## Task description
Copy each line of the data below with the word "group".

=-=-=-=-=

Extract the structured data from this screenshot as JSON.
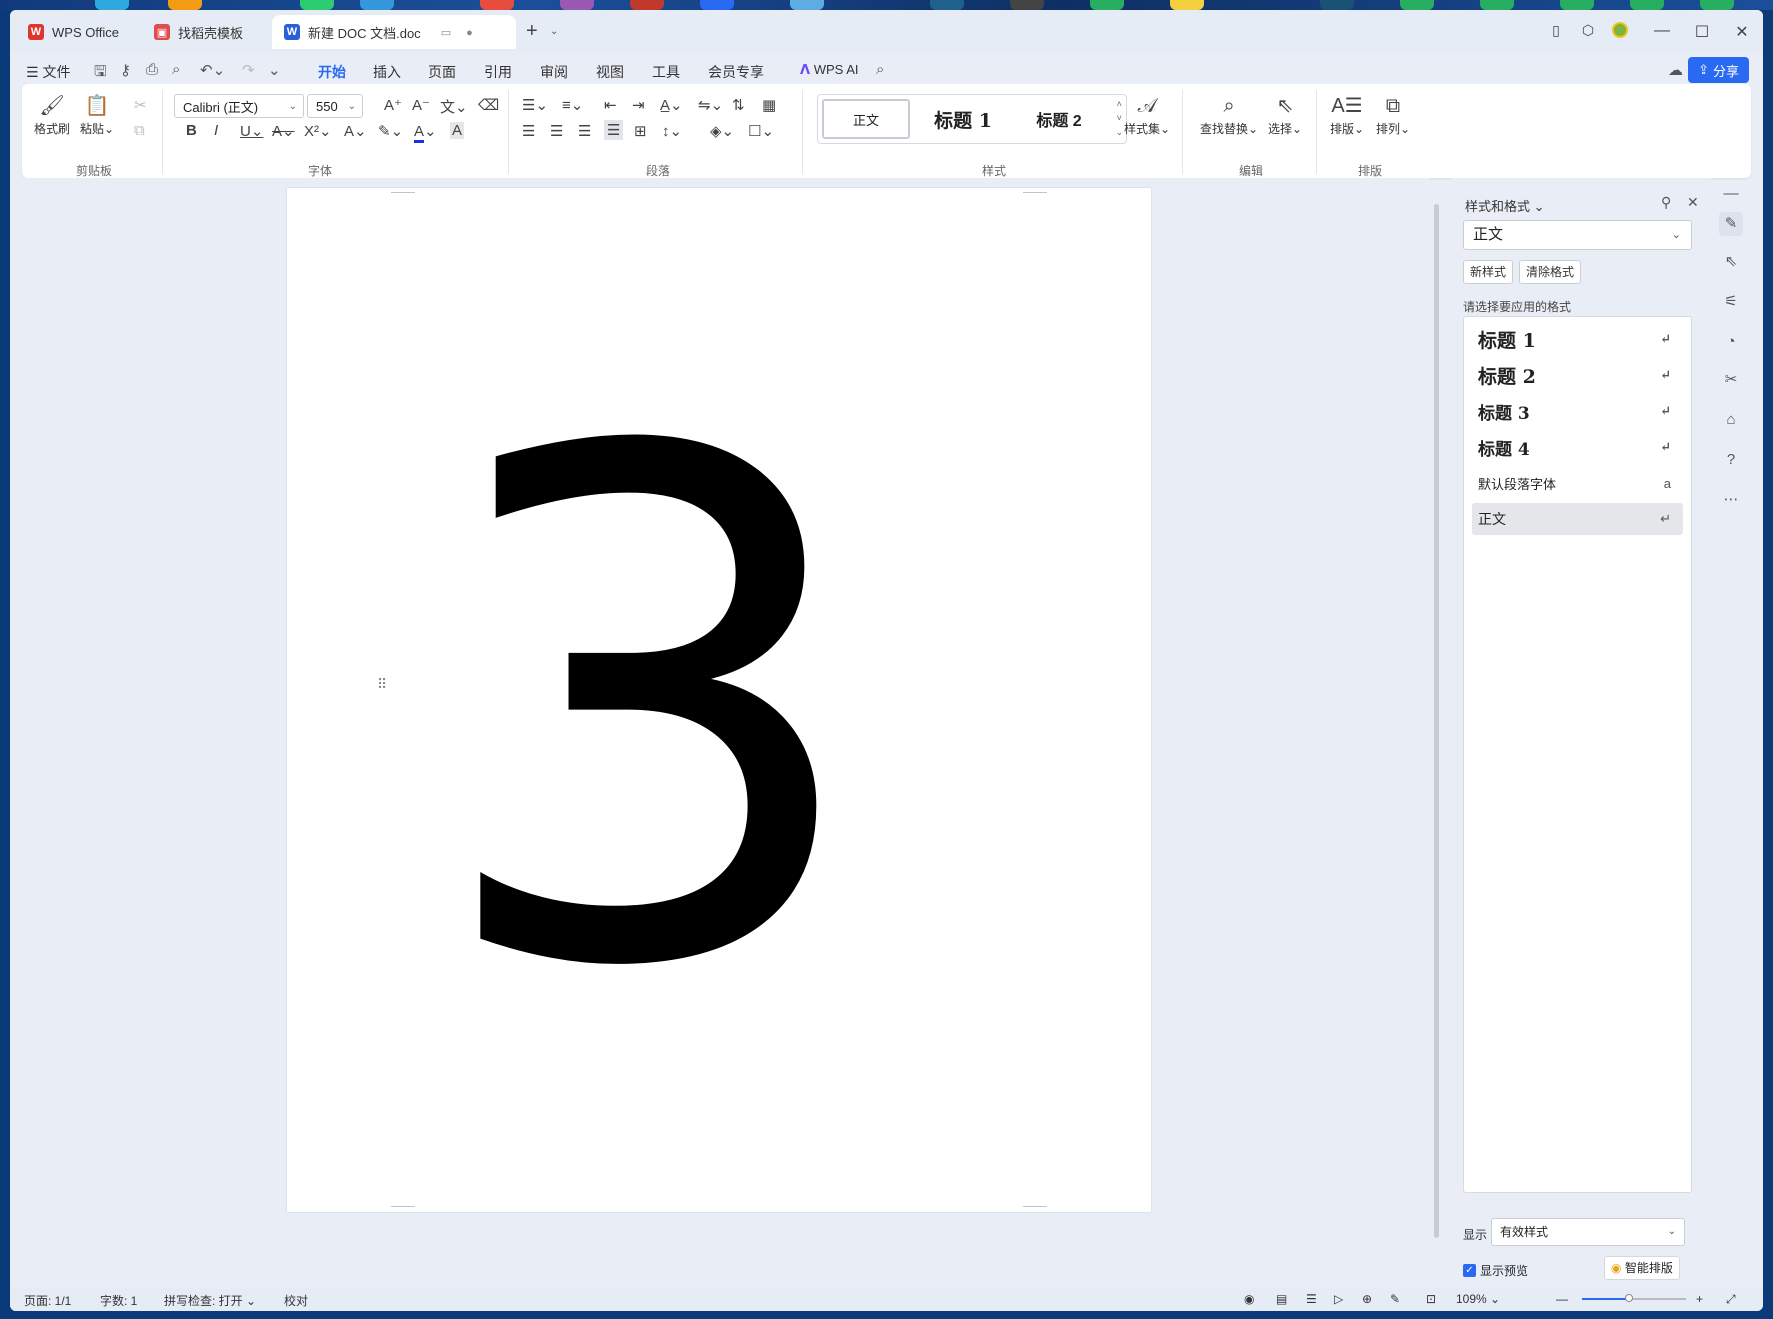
{
  "tabs": [
    {
      "label": "WPS Office",
      "icon": "wps-logo-icon"
    },
    {
      "label": "找稻壳模板",
      "icon": "daoke-icon"
    },
    {
      "label": "新建 DOC 文档.doc",
      "icon": "word-doc-icon",
      "active": true
    }
  ],
  "menu": {
    "file": "文件",
    "items": [
      "开始",
      "插入",
      "页面",
      "引用",
      "审阅",
      "视图",
      "工具",
      "会员专享"
    ],
    "active": "开始",
    "ai": "WPS AI",
    "share": "分享"
  },
  "ribbon": {
    "clipboard": {
      "format_painter": "格式刷",
      "paste": "粘贴",
      "group": "剪贴板"
    },
    "font": {
      "name": "Calibri (正文)",
      "size": "550",
      "group": "字体"
    },
    "paragraph": {
      "group": "段落"
    },
    "styles": {
      "normal": "正文",
      "h1": "标题 1",
      "h2": "标题 2",
      "set": "样式集",
      "group": "样式"
    },
    "edit": {
      "find_replace": "查找替换",
      "select": "选择",
      "group": "编辑"
    },
    "layout": {
      "typeset": "排版",
      "arrange": "排列",
      "group": "排版"
    }
  },
  "document": {
    "content": "3"
  },
  "panel": {
    "title": "样式和格式",
    "current_style": "正文",
    "new_style": "新样式",
    "clear_format": "清除格式",
    "choose_label": "请选择要应用的格式",
    "styles": [
      {
        "label": "标题 1",
        "mark": "↵"
      },
      {
        "label": "标题 2",
        "mark": "↵"
      },
      {
        "label": "标题 3",
        "mark": "↵"
      },
      {
        "label": "标题 4",
        "mark": "↵"
      },
      {
        "label": "默认段落字体",
        "mark": "a"
      },
      {
        "label": "正文",
        "mark": "↵",
        "selected": true
      }
    ],
    "show_label": "显示",
    "show_value": "有效样式",
    "show_preview": "显示预览",
    "smart_layout": "智能排版"
  },
  "status": {
    "page": "页面: 1/1",
    "words": "字数: 1",
    "spell": "拼写检查: 打开",
    "proof": "校对",
    "zoom": "109%",
    "zoom_fraction": 0.45
  },
  "colors": {
    "accent": "#2a6af2",
    "wps_red": "#e0352f",
    "word_blue": "#2b5fd9"
  }
}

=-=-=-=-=

## Output below
      "group": "剪贴板"
      "group": "字体"
      "group": "段落"
      "group": "样式"
      "group": "编辑"
      "group": "排版"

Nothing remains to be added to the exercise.